Lightman spent a month at Shock Trauma, where she also underwent open-heart surgery to replace her faulty heart valve. She made “tremendous progress” before being discharged to her home to continue home and outpatient therapy, said Jason S. Adams, DPT, a physical therapist.
“Age is always a factor in deconditioning and recovery through a critical illness like this,” Dr. Adams added. “Luckily, Ellen is somebody who is extremely active. She was always pushing to do more and wanted to just going, keep pushing, to keep getting back to her normal. You knew that she was going to kick this thing in the butt.”

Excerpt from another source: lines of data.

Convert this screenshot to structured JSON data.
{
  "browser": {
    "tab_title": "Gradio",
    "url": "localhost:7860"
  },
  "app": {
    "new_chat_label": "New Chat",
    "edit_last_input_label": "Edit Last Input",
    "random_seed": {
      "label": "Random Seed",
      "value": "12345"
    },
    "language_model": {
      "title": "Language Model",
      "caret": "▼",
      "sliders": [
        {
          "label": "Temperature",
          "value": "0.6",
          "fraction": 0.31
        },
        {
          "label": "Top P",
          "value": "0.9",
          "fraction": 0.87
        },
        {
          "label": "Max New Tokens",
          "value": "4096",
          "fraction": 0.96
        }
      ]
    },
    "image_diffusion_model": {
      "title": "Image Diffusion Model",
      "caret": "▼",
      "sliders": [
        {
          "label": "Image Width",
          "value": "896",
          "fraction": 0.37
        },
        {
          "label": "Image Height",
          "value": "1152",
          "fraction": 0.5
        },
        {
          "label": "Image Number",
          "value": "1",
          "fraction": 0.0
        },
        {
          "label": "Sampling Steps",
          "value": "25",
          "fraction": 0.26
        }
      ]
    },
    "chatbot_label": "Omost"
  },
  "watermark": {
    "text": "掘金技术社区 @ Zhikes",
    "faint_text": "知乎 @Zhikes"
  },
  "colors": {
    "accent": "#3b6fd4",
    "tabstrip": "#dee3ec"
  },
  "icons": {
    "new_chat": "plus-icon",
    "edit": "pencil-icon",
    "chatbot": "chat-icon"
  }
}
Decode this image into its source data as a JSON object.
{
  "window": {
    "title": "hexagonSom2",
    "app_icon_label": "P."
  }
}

Lightman said that surviving such devastating injuries has caused her to “appreciate the simplest things. … Life is great, and I am happy,” she shared. “I would not be here had it not been first for the ambulance [crew] and the paramedics who helped me and then everybody at Shock Trauma led by Dr. Scalea. It’s an extraordinary experience to be here to laud their efforts worldwide.”
Her husband, Noah Lightman, MD, said, “Her recovery has been full of miracles, one of which that day they took her to Shock Trauma. They did not take her to the nearest hospital. And that’s what we owe her life to.”
Maryland’s trauma/EMS system is unparalleled and doesn’t exist anywhere else in the United States, Dr. Scalea noted. “It is the organization of the system, plus the beautiful, dedicated resource that is the Shock Trauma Center that allows people like this to live,” he said. “The truth of the matter is that in many places, neither of them would have lived.”
If you would like to support the lifesaving care provided by our incredible teams at Shock Trauma, visit www.ummsfoundation.org/giving_stc.